While highly unlikely, it would be theoretically possible to remotely control the device’s functions.
Last week the Food and Drug Administration (FDA) in America, confirmed that 465,000 pacemakers were suffering cyber-security issues.
Now the same producer, Abbott, have told the BBC there are a further 280,000 in other countries with the same problem, after they acquired the manufacturer ‘Jude Medical’ earlier this year.
Although they didn’t confirm whether this affected UK-devices or just elsewhere.
The radio-frequency enabled pacemakers, which are surgically implanted into the chest to regulate an irregular heart rhythm, could theoretically be taken over by anyone within 50 feet of a patient.
By taking advantage of the flaw they could, and again this is just theoretical, cause the electrodes to pace too quickly or deplete the battery supply, causing it to stop.

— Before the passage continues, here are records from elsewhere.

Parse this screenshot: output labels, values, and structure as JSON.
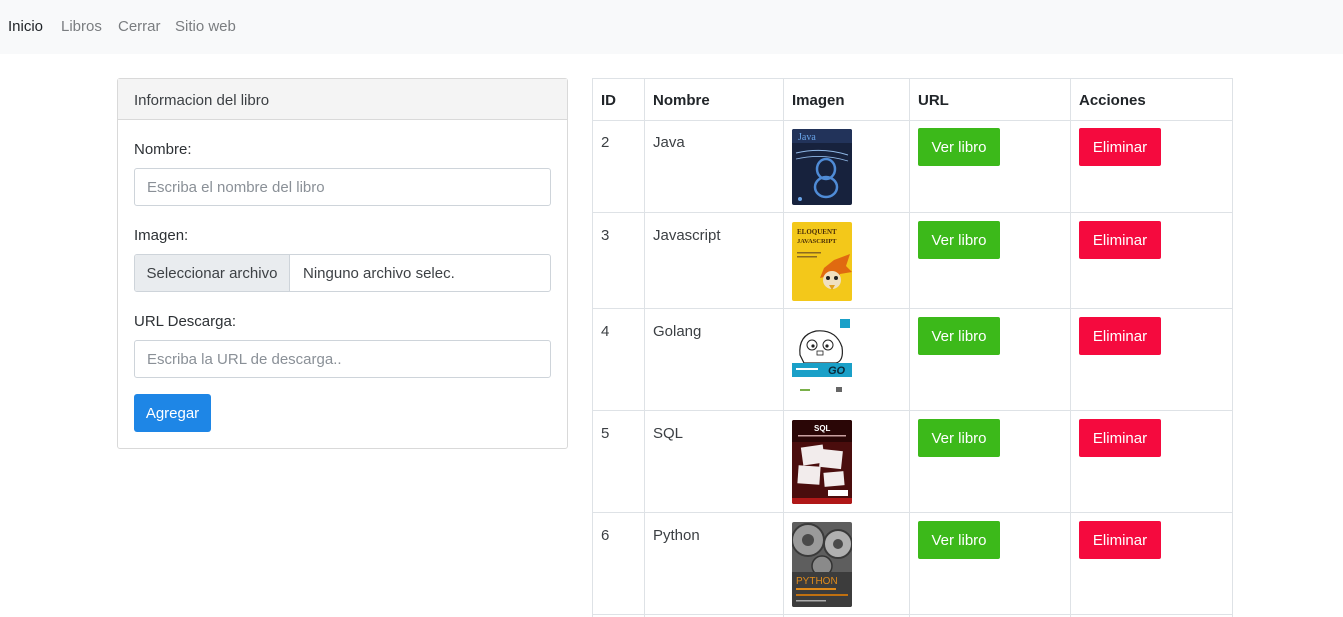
{
  "nav": {
    "items": [
      "Inicio",
      "Libros",
      "Cerrar",
      "Sitio web"
    ]
  },
  "form": {
    "title": "Informacion del libro",
    "name_label": "Nombre:",
    "name_placeholder": "Escriba el nombre del libro",
    "image_label": "Imagen:",
    "file_button": "Seleccionar archivo",
    "file_status": "Ninguno archivo selec.",
    "url_label": "URL Descarga:",
    "url_placeholder": "Escriba la URL de descarga..",
    "submit": "Agregar"
  },
  "table": {
    "headers": [
      "ID",
      "Nombre",
      "Imagen",
      "URL",
      "Acciones"
    ],
    "view_label": "Ver libro",
    "delete_label": "Eliminar",
    "rows": [
      {
        "id": "2",
        "name": "Java",
        "cover": {
          "title": "Java",
          "icon": "java-book-cover",
          "bg": "#16203a",
          "fg": "#4f8bd6"
        }
      },
      {
        "id": "3",
        "name": "Javascript",
        "cover": {
          "title": "ELOQUENT JAVASCRIPT",
          "icon": "javascript-book-cover",
          "bg": "#f3c81a",
          "fg": "#5a3a10"
        }
      },
      {
        "id": "4",
        "name": "Golang",
        "cover": {
          "title": "GO",
          "icon": "golang-book-cover",
          "bg": "#ffffff",
          "fg": "#1aa0c8"
        }
      },
      {
        "id": "5",
        "name": "SQL",
        "cover": {
          "title": "SQL",
          "icon": "sql-book-cover",
          "bg": "#4a0d0d",
          "fg": "#ffffff"
        }
      },
      {
        "id": "6",
        "name": "Python",
        "cover": {
          "title": "PYTHON",
          "icon": "python-book-cover",
          "bg": "#5a5a5a",
          "fg": "#e08a1a"
        }
      }
    ]
  },
  "colors": {
    "primary": "#1e86e6",
    "success": "#3cb91a",
    "danger": "#f50a3e",
    "navbar_bg": "#f8f9fa"
  }
}
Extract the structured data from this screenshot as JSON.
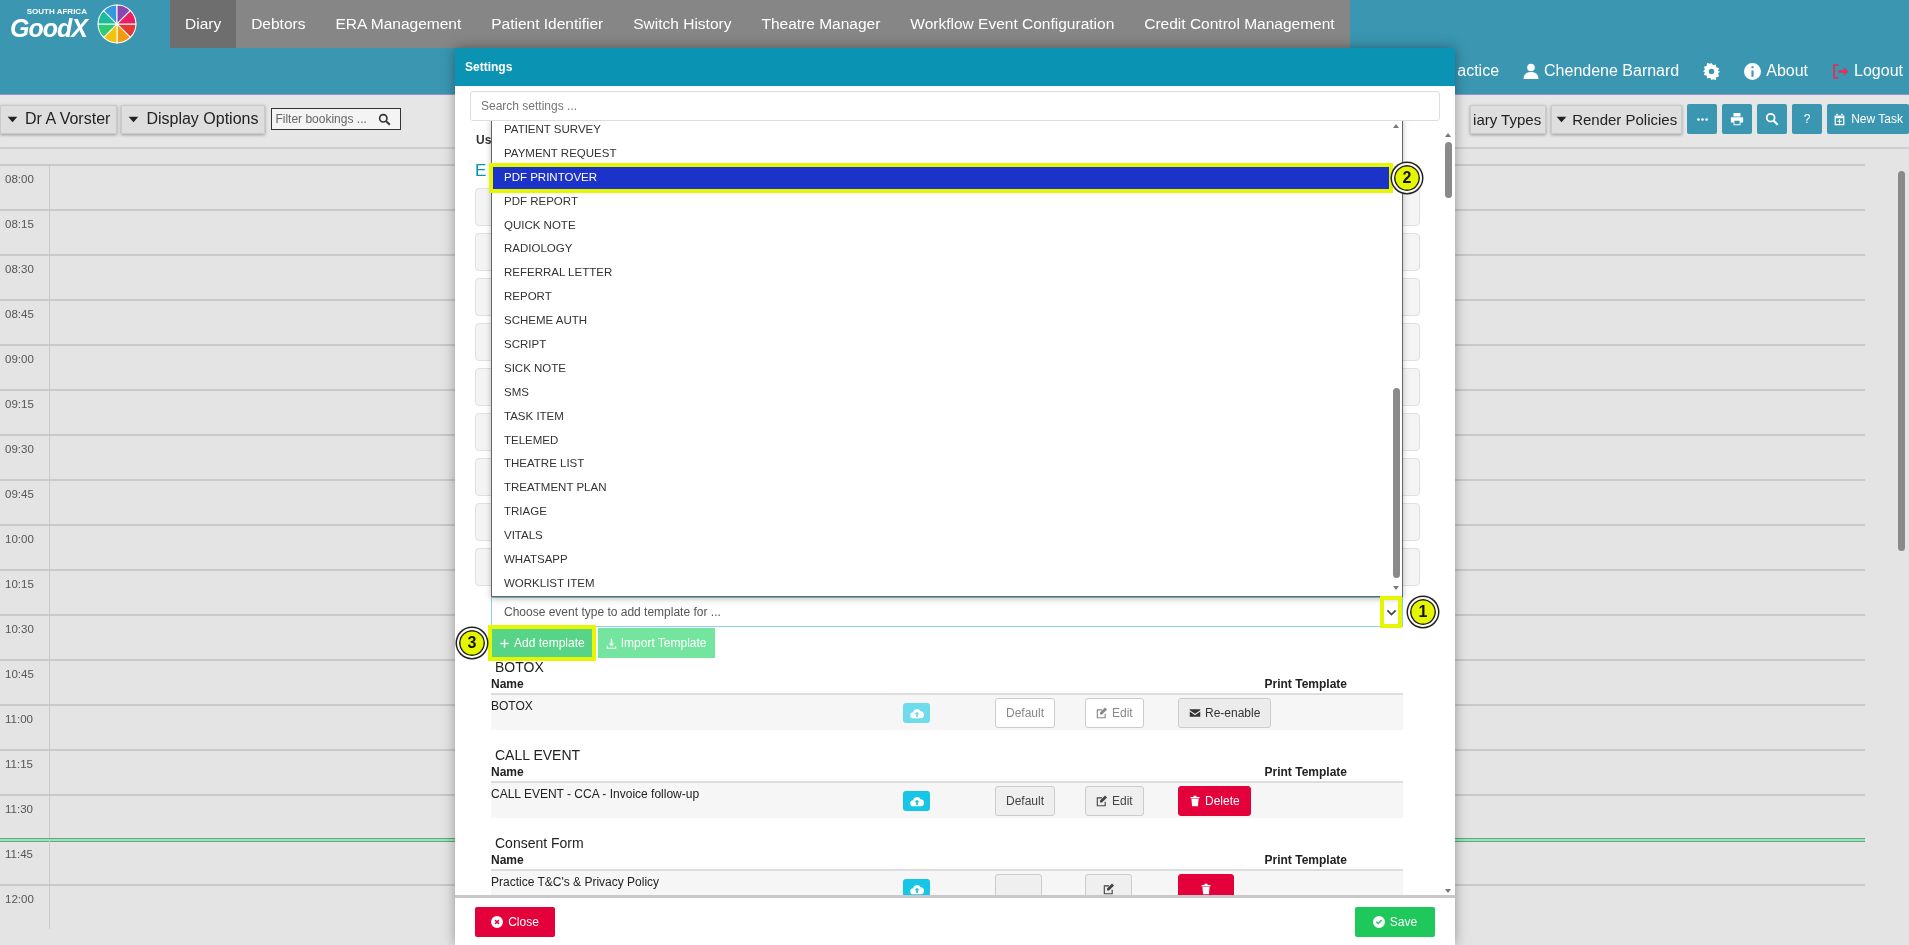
{
  "nav": {
    "logo": {
      "tagline": "SOUTH AFRICA",
      "wordmark": "GoodX"
    },
    "items": [
      {
        "label": "Diary",
        "selected": true
      },
      {
        "label": "Debtors",
        "selected": false
      },
      {
        "label": "ERA Management",
        "selected": false
      },
      {
        "label": "Patient Identifier",
        "selected": false
      },
      {
        "label": "Switch History",
        "selected": false
      },
      {
        "label": "Theatre Manager",
        "selected": false
      },
      {
        "label": "Workflow Event Configuration",
        "selected": false
      },
      {
        "label": "Credit Control Management",
        "selected": false
      }
    ]
  },
  "header": {
    "practice": "actice",
    "user": "Chendene Barnard",
    "about": "About",
    "logout": "Logout"
  },
  "toolbar": {
    "dropdowns_left": [
      "Dr A Vorster",
      "Display Options"
    ],
    "filter": {
      "placeholder": "Filter bookings ..."
    },
    "dropdowns_right": [
      {
        "label": "iary Types",
        "caret": false
      },
      {
        "label": "Render Policies",
        "caret": true
      }
    ],
    "help": "?",
    "new_task": "New Task"
  },
  "diary": {
    "slots": [
      {
        "time": "08:00",
        "now": false
      },
      {
        "time": "08:15",
        "now": false
      },
      {
        "time": "08:30",
        "now": false
      },
      {
        "time": "08:45",
        "now": false
      },
      {
        "time": "09:00",
        "now": false
      },
      {
        "time": "09:15",
        "now": false
      },
      {
        "time": "09:30",
        "now": false
      },
      {
        "time": "09:45",
        "now": false
      },
      {
        "time": "10:00",
        "now": false
      },
      {
        "time": "10:15",
        "now": false
      },
      {
        "time": "10:30",
        "now": false
      },
      {
        "time": "10:45",
        "now": false
      },
      {
        "time": "11:00",
        "now": false
      },
      {
        "time": "11:15",
        "now": false
      },
      {
        "time": "11:30",
        "now": true
      },
      {
        "time": "11:45",
        "now": false
      },
      {
        "time": "12:00",
        "now": false
      }
    ]
  },
  "settings": {
    "title": "Settings",
    "search": {
      "placeholder": "Search settings ..."
    },
    "behind": {
      "column_label": "Us",
      "heading": "E"
    },
    "event_type": {
      "placeholder": "Choose event type to add template for ...",
      "options": [
        {
          "label": "PATIENT SURVEY",
          "selected": false
        },
        {
          "label": "PAYMENT REQUEST",
          "selected": false
        },
        {
          "label": "PDF PRINTOVER",
          "selected": true
        },
        {
          "label": "PDF REPORT",
          "selected": false
        },
        {
          "label": "QUICK NOTE",
          "selected": false
        },
        {
          "label": "RADIOLOGY",
          "selected": false
        },
        {
          "label": "REFERRAL LETTER",
          "selected": false
        },
        {
          "label": "REPORT",
          "selected": false
        },
        {
          "label": "SCHEME AUTH",
          "selected": false
        },
        {
          "label": "SCRIPT",
          "selected": false
        },
        {
          "label": "SICK NOTE",
          "selected": false
        },
        {
          "label": "SMS",
          "selected": false
        },
        {
          "label": "TASK ITEM",
          "selected": false
        },
        {
          "label": "TELEMED",
          "selected": false
        },
        {
          "label": "THEATRE LIST",
          "selected": false
        },
        {
          "label": "TREATMENT PLAN",
          "selected": false
        },
        {
          "label": "TRIAGE",
          "selected": false
        },
        {
          "label": "VITALS",
          "selected": false
        },
        {
          "label": "WHATSAPP",
          "selected": false
        },
        {
          "label": "WORKLIST ITEM",
          "selected": false
        }
      ]
    },
    "actions": [
      {
        "label": "Add template",
        "kind": "add"
      },
      {
        "label": "Import Template",
        "kind": "import"
      }
    ],
    "sections": [
      {
        "title": "BOTOX",
        "columns": [
          "Name",
          "Print Template"
        ],
        "rows": [
          {
            "name": "BOTOX",
            "disabled": true,
            "buttons": [
              {
                "kind": "default",
                "label": "Default"
              },
              {
                "kind": "edit",
                "label": "Edit"
              },
              {
                "kind": "reenable",
                "label": "Re-enable"
              }
            ]
          }
        ]
      },
      {
        "title": "CALL EVENT",
        "columns": [
          "Name",
          "Print Template"
        ],
        "rows": [
          {
            "name": "CALL EVENT - CCA - Invoice follow-up",
            "disabled": false,
            "buttons": [
              {
                "kind": "default",
                "label": "Default"
              },
              {
                "kind": "edit",
                "label": "Edit"
              },
              {
                "kind": "delete",
                "label": "Delete"
              }
            ]
          }
        ]
      },
      {
        "title": "Consent Form",
        "columns": [
          "Name",
          "Print Template"
        ],
        "rows": [
          {
            "name": "Practice T&C's & Privacy Policy",
            "disabled": false,
            "buttons": [
              {
                "kind": "default"
              },
              {
                "kind": "edit"
              },
              {
                "kind": "delete"
              }
            ]
          }
        ]
      }
    ],
    "close": "Close",
    "save": "Save"
  },
  "annotations": [
    {
      "label": "1",
      "kind": "toggle"
    },
    {
      "label": "2",
      "kind": "option"
    },
    {
      "label": "3",
      "kind": "button"
    }
  ]
}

Abbott are keen to stress that there have been no reports of this occurring.
In addition both the Department of Homeland Security and Abbot themselves have pointed out that not only would it require a highly complex set of circumstances for this take place, but that any person attempting to do it would require an almost professional level of skill.

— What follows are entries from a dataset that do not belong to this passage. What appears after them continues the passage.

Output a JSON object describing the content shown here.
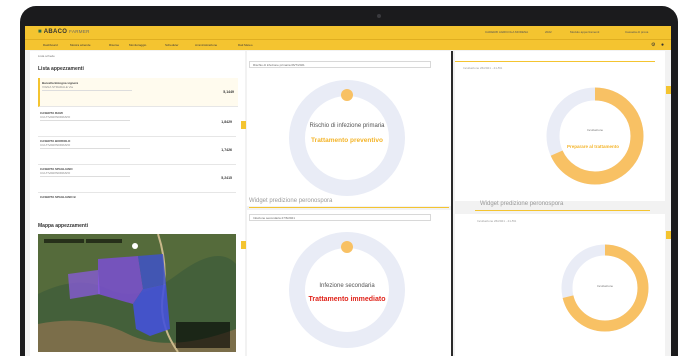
{
  "brand": {
    "logo": "ABACO",
    "logo_suffix": "FARMER"
  },
  "topbar_selectors": [
    "CADERZI AGRICOLA MODENA",
    "2022",
    "Modulo appezzamenti",
    "Cassetta di prova"
  ],
  "nav": [
    "Dashboard",
    "Mostra aziende",
    "Risorse",
    "Monitoraggio",
    "Scheduler",
    "Amministrazione",
    "Dati Meteo"
  ],
  "crumb": "Lista schede",
  "left": {
    "list_title": "Lista appezzamenti",
    "items": [
      {
        "name": "Barcella Bologna vignerà",
        "sub": "VIGNA STRADALE Via",
        "price": "5,1449"
      },
      {
        "name": "CASERTA RAMI",
        "sub": "CULTIVAR/INDIRIZZO",
        "price": "1,8429"
      },
      {
        "name": "CASERTA BORDOLO",
        "sub": "CULTIVAR/INDIRIZZO",
        "price": "1,7426"
      },
      {
        "name": "CASERTA SPAGLIANO",
        "sub": "CULTIVAR/INDIRIZZO",
        "price": "5,2415"
      },
      {
        "name": "CASERTA SPAGLIANO B",
        "sub": "CULTIVAR/INDIRIZZO",
        "price": ""
      }
    ],
    "map_title": "Mappa appezzamenti"
  },
  "middle": {
    "top_dropdown": "Rischio di infezione primaria 06/7/2021",
    "top_label": "Rischio di infezione primaria",
    "top_status": "Trattamento preventivo",
    "bottom_title": "Widget predizione peronospora",
    "bottom_dropdown": "Infezione secondaria 27/6/2021",
    "bottom_label": "Infezione secondaria",
    "bottom_status": "Trattamento immediato"
  },
  "right": {
    "top_dropdown": "Incubazione 26/2021 - 41-5%",
    "top_ring_label": "Incubazione",
    "top_ring_status": "Preparare al trattamento",
    "bottom_title": "Widget predizione peronospora",
    "bottom_dropdown": "Incubazione 26/2021 - 41-5%",
    "bottom_ring_label": "Incubazione"
  },
  "colors": {
    "accent": "#f4c430",
    "ring": "#f8c164",
    "ring_bg": "#e9ecf6",
    "alert": "#e0231a",
    "warn": "#f4b428"
  },
  "icons": [
    "camera-icon",
    "settings-icon",
    "user-icon",
    "chevron-down-icon"
  ]
}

Despite the risk being extremely low, patients are being advised to ask their doctor about an available update that will address the issues.

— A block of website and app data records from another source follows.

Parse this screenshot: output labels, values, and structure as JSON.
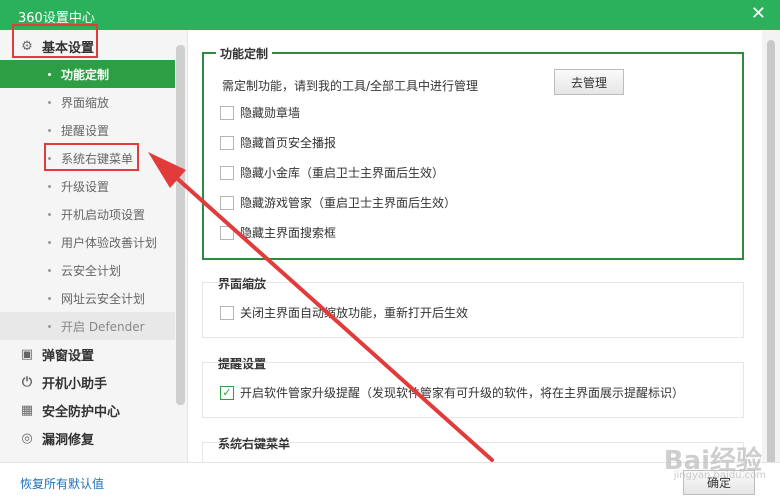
{
  "window": {
    "title": "360设置中心",
    "close_glyph": "✕"
  },
  "sidebar": {
    "group_basic": "基本设置",
    "items": [
      {
        "label": "功能定制"
      },
      {
        "label": "界面缩放"
      },
      {
        "label": "提醒设置"
      },
      {
        "label": "系统右键菜单"
      },
      {
        "label": "升级设置"
      },
      {
        "label": "开机启动项设置"
      },
      {
        "label": "用户体验改善计划"
      },
      {
        "label": "云安全计划"
      },
      {
        "label": "网址云安全计划"
      },
      {
        "label": "开启 Defender"
      }
    ],
    "groups": [
      {
        "label": "弹窗设置",
        "icon": "window-icon"
      },
      {
        "label": "开机小助手",
        "icon": "power-icon"
      },
      {
        "label": "安全防护中心",
        "icon": "grid-icon"
      },
      {
        "label": "漏洞修复",
        "icon": "shield-icon"
      }
    ]
  },
  "main": {
    "custom": {
      "title": "功能定制",
      "desc": "需定制功能，请到我的工具/全部工具中进行管理",
      "manage_button": "去管理",
      "options": [
        {
          "label": "隐藏勋章墙",
          "checked": false
        },
        {
          "label": "隐藏首页安全播报",
          "checked": false
        },
        {
          "label": "隐藏小金库（重启卫士主界面后生效）",
          "checked": false
        },
        {
          "label": "隐藏游戏管家（重启卫士主界面后生效）",
          "checked": false
        },
        {
          "label": "隐藏主界面搜索框",
          "checked": false
        }
      ]
    },
    "zoom": {
      "title": "界面缩放",
      "option": {
        "label": "关闭主界面自动缩放功能，重新打开后生效",
        "checked": false
      }
    },
    "reminder": {
      "title": "提醒设置",
      "option": {
        "label": "开启软件管家升级提醒（发现软件管家有可升级的软件，将在主界面展示提醒标识）",
        "checked": true
      }
    },
    "context_menu": {
      "title": "系统右键菜单"
    }
  },
  "footer": {
    "reset_link": "恢复所有默认值",
    "ok_button": "确定"
  },
  "watermark": {
    "brand": "Bai经验",
    "url": "jingyan.baidu.com"
  },
  "colors": {
    "titlebar": "#2bb15b",
    "active_item": "#2e9e45",
    "annotation": "#e23b3b",
    "link": "#1c6fb8"
  }
}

The pacemaker can receive the updated code wirelessly and the whole process takes about 3 minutes.
Any installed after 28 August will already come with the latest update pre-installed.
Matthew Green, a Professor at John Hopkins University and specialist in cryptography, tweeted: “This is all theoretical, I stress. But I saw no reason that you couldn’t harm or even kill every patient with an ICD in a matter of days.”
“Now one hopes nobody would ever be enough of a psychopath to do this. But to threaten to do this to extort money? Sure.”
To put this in context then, while it’s clearly a serious issue the circumstances needed for this to even be an issue are fantastically unlikely.
The fact the FDA aren’t taking immediate action as well should reassure any owners of the device.